I Am A Reader, Not A Writer and Mundie Moms are hosting the Freedom to Read Giveaway Hop in honor of Independence Day in the United States, and I've decided to participate. To stick with the theme of Independence Day, I'm doing what I did last year for this hop: I'm giving away a book of your choice that is written by an author from the United States. It can be any genre as long as the author is from the United States. You choose the book (up to $15), and I'll order it and have it mailed to you from Book Depository . The contest ends on Thursday, July 5th at midnight Eastern Time. The winner will be notified by e-mail. If they do not respond within 48 hours, a new winner will be drawn. Happy 4th of July! I hope you have a safe and fun holiday! Enter here: a Rafflecopter giveaway Now check out all of the other giveaways you can enter at the links below!

Leap into Books Giveaway Hop!

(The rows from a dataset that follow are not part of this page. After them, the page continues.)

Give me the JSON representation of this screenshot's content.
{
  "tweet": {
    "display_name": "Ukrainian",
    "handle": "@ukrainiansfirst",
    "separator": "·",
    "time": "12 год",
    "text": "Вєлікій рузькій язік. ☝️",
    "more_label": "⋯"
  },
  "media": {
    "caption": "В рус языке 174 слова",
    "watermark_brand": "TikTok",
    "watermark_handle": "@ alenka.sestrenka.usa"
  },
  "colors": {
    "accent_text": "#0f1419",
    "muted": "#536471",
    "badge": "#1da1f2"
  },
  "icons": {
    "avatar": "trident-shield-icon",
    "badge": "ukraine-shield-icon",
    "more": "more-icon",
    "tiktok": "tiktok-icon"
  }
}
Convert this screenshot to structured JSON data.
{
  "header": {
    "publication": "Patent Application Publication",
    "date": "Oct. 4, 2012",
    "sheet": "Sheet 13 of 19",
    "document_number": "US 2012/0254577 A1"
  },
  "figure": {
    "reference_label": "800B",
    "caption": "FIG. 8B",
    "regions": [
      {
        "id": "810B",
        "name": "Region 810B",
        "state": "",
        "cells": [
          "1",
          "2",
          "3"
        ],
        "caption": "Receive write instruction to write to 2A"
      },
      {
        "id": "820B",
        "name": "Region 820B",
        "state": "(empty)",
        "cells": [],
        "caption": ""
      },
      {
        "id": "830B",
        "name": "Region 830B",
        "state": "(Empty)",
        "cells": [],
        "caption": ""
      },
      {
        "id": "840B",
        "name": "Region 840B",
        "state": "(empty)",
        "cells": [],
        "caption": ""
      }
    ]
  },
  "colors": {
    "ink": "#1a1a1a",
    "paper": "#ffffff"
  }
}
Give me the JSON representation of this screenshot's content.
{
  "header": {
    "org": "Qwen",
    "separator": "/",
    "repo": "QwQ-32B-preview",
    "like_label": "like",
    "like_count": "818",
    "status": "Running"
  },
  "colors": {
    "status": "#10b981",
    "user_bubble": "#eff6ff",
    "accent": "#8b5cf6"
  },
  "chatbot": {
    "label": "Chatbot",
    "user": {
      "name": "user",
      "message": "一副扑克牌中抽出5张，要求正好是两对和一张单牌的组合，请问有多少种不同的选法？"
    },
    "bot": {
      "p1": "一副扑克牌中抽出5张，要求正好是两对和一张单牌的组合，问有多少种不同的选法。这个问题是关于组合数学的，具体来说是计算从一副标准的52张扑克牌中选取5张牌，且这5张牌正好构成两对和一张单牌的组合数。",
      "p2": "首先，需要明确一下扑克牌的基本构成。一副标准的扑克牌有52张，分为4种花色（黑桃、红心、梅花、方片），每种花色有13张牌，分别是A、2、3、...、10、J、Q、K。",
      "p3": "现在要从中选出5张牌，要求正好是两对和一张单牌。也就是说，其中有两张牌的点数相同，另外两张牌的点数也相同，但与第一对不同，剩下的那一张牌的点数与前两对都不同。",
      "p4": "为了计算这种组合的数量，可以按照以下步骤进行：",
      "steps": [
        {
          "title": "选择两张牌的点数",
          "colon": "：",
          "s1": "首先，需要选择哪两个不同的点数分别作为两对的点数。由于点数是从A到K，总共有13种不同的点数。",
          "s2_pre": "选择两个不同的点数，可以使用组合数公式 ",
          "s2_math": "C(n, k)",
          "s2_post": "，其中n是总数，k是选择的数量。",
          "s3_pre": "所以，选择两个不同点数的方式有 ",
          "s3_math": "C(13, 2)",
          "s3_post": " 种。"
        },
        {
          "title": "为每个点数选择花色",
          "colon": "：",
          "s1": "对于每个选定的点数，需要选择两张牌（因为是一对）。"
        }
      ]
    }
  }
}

This week, I'm participating in the Leap into Books Giveaway Hop hosted by I'm a Reader, Not a Writer . I'm giving away a book of your choice  up to $10 from Book Depository. It's that simple. Just visit  Book Depository and choose any book that is selling for $10 or less. This giveaway is open to international entries as long as Book Depository ships to your address ( click here to check ). The contest ends on Monday, March 5, 2012, at midnight Eastern Time. The winner will be picked using Random.org and notified by e-mail. If they do not respond within 48 hours, a new winner will be drawn. To enter, just leave a comment telling me what book you want to win. Check out all the other participants in the giveaway hop!

Freedom Giveaway Hop

Simply Stacie and I Am A Reader, Not A Writer are hosting the Freedom Giveaway Hop in honor of Independence Day in the United States, and I've decided to participate. To stick with the theme of Independence Day: I'm giving away a book of your choice that is written by an author from the United States. It can be any genre as long as the author is from the United States. You choose the book (up to $15), and I'll order it and have it mailed to you from the vendor of my choice. To enter, all you have to do is leave a comment below telling me your favorite U.S. author (this doesn't have to be the author of the book you choose if you're the winner). Include your email address so I can contact you if you win. This giveaway is open to U.S. and Canadian mailing addresses only. I've decided to open this up to international entries as long as Book Depository ships to your address. For extra entries: Leave a separate comment if you follow My Book Retre